“And this will be a sign for you: you will find a baby wrapped in swaddling cloths and lying in a manger.”
Scholars believe that the shepherds may have known where to find Jesus because to them all these signs could only point to the tower of the flock and the very process they were so familiar with.
There are many aspects of the Christmas narrative that we can skim over as a result of familiarity and even embrace popular tradition rather than the biblical account.
Our God is incredible in His detail, even this glorious interaction with seemingly simple shepherds is a powerful prophetic picture to all mankind of the birth and mission of the Messiah. The picture of a Lamb without spot or blemish indicating the perfection and sinless nature of Jesus, the purpose of these lambs birthed for sacrificial offering and atonement, His very mission. From the moment of His birth the ultimate reason for Jesus’ coming is alluded to. He would be wrapped and laid in a place cut in stone once more as the lamb without spot or blemish who died for our sins. (See Luke 23:53)
As we anticipate the celebration of His coming during the season of Advent, let us embrace the good news of great joy and remember Our God was wrapped in human flesh for us.
Here in the Southern hemisphere January often offers us an opportunity to slow down a little. Even for those with lives not driven by the school calendar there is an option for a slightly slower pace. Perhaps you have had the opportunity over January to consider the coming year, taken the opportunity to get away, or to spend more time with family and friends. At Vision we intentionally cultivate a quieter January for the purpose of rest.
And now February….. back to school, resuming activities and groups, the ramping up of work commitments. I feel anticipation and excitement and I feel a little tentative.
Towards the end of last year the Lord allowed me to feel the weight of my fatigue. In His loving kindness He drew my attention to the connection between my physical and emotional exhaustion and some of the habits and patterns that had crept into my life management.
You know the ones…self reliance, self sufficiency, drawing on my own resources, too busy to rest… I’m sure you can add to your own list.
January has indeed been a time of reflection, and with it has come a recognition that there are things that need to change in me, a re-calibration and the calling out loud my need and utter dependence upon the Lord. My tentativeness comes from the knowledge that change is needed and if I rush into February I might fail to listen and respond.
Can you relate?
So how are you approaching February?
Are you ready to hit the ground running? Are you filled with excitement and anticipation for the restarting of a fuller life, and the getting on with things? Or maybe you are a little tentative like me?
So how to manage this tension? A tightrope walker maintains their balance and poise not by stopping and looking at their feet but instead placing one foot in front of the other and keeping their eyes steady on their destination. As believers, our starting place, our here and now and our destination is all found in Jesus. Scripture makes it clear our sufficiency is found in Him.

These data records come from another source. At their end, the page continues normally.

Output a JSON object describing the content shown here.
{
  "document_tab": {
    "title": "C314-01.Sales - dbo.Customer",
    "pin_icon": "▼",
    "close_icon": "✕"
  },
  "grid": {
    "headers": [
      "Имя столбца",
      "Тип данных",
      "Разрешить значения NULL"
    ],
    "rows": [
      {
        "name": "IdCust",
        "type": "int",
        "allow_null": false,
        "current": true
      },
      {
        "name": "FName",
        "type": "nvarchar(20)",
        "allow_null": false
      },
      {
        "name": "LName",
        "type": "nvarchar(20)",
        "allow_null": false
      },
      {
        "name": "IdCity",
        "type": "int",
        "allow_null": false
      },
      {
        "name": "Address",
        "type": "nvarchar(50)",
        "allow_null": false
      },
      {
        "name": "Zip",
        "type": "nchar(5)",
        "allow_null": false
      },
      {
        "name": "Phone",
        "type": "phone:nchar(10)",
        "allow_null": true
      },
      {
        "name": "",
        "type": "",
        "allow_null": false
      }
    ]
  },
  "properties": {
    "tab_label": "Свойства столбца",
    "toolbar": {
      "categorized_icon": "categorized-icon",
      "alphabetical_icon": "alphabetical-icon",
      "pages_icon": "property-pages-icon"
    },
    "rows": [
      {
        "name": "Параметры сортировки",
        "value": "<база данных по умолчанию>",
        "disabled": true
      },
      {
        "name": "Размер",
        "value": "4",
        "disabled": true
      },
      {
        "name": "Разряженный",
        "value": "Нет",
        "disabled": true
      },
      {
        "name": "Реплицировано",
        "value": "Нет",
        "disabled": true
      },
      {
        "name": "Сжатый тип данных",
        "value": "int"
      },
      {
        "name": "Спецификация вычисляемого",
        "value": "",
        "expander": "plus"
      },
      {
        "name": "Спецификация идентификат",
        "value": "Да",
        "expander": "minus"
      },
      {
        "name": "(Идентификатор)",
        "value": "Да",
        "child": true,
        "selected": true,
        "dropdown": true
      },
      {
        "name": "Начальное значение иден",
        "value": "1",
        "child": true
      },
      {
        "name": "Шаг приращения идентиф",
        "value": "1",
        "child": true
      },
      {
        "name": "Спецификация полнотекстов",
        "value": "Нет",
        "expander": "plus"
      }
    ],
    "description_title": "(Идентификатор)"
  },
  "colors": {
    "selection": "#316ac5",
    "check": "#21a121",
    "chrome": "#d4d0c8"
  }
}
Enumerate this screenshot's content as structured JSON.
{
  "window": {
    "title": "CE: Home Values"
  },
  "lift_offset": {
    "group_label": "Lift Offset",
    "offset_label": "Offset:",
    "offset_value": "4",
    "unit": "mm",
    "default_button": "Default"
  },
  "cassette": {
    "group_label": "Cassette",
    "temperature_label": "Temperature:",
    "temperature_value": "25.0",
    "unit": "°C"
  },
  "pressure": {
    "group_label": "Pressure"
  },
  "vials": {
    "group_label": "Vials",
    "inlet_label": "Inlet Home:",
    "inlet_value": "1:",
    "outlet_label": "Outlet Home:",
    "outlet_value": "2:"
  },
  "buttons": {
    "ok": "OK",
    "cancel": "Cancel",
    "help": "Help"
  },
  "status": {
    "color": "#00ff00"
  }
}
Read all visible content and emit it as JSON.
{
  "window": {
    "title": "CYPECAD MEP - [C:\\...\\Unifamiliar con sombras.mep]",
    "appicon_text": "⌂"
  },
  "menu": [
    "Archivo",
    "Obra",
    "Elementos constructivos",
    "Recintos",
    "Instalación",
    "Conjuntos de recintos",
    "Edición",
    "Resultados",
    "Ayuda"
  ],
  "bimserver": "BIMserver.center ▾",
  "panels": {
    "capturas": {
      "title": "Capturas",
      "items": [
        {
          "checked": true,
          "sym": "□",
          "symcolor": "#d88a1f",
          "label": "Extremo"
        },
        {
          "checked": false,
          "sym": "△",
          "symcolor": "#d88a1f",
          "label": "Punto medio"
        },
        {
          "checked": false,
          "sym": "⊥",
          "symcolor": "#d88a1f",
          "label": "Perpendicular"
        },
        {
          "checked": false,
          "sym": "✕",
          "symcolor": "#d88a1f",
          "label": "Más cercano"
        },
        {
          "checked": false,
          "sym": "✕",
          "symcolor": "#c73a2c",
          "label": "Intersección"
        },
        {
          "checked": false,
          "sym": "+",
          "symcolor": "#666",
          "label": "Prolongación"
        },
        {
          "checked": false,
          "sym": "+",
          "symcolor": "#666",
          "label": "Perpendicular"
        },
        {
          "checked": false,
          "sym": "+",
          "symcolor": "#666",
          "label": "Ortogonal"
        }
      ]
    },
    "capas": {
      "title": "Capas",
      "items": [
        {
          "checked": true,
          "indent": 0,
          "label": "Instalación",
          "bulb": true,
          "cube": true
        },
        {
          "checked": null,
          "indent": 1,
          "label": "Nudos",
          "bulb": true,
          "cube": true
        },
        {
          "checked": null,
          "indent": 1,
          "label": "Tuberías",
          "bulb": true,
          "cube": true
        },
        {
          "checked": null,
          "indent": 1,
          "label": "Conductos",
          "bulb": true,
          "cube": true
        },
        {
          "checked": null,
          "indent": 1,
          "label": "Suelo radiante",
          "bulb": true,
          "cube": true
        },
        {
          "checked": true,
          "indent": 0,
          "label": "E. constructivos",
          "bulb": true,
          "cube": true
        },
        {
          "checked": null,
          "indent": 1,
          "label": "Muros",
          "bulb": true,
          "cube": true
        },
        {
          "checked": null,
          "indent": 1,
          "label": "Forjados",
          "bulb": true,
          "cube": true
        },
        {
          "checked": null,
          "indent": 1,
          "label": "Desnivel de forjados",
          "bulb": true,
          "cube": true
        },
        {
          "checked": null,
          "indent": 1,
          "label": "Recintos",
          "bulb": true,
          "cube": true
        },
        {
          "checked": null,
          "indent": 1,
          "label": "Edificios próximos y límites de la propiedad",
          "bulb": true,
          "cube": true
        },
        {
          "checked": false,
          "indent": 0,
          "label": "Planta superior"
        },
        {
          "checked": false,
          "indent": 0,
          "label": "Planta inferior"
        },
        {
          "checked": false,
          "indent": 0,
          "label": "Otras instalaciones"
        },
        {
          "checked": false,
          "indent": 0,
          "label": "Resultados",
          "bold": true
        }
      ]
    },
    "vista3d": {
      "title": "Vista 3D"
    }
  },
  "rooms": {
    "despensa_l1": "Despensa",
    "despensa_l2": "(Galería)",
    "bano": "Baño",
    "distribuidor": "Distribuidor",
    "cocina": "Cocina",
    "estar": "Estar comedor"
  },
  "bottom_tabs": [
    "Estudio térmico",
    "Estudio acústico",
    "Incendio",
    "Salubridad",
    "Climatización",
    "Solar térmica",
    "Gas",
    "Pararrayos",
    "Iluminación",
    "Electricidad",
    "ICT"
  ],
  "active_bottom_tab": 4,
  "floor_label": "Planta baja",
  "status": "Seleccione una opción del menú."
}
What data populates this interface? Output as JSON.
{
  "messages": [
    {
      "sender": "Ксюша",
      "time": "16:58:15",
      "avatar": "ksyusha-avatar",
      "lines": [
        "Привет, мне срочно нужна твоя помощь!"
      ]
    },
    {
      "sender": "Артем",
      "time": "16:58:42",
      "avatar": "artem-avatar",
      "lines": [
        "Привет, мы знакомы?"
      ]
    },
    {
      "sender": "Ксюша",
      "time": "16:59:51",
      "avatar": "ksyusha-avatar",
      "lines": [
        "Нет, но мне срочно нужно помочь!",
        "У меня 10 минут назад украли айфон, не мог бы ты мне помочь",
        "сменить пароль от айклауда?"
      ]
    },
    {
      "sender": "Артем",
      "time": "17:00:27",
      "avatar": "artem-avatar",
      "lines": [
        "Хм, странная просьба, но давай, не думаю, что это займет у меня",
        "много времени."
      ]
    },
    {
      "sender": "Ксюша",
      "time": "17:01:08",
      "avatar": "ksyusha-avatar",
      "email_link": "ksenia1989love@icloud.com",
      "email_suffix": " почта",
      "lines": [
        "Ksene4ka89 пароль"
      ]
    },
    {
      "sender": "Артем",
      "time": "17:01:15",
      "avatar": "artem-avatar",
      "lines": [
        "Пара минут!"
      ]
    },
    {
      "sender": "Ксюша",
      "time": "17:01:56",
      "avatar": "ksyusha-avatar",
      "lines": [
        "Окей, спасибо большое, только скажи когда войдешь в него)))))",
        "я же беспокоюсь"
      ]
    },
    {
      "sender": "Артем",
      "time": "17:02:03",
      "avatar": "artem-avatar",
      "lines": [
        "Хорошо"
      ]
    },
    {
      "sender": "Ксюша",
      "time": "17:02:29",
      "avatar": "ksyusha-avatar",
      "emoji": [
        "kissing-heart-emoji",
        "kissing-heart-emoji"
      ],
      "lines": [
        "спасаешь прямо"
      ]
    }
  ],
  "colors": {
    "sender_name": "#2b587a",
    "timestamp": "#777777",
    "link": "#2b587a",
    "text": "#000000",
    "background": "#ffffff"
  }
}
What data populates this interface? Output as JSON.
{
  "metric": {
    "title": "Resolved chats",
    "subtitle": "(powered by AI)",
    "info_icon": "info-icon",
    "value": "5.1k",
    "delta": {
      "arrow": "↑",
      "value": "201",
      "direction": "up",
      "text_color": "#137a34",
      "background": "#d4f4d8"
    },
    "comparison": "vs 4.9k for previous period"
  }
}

I read this phrase in my devotional…..“You “do” from life in ME, and you strive in life without Me”
So as we head into the fullness of the year with anticipation for what the Lord has for us let us fix our gaze on the all sufficient one, the founder and perfecter of our faith, Jesus.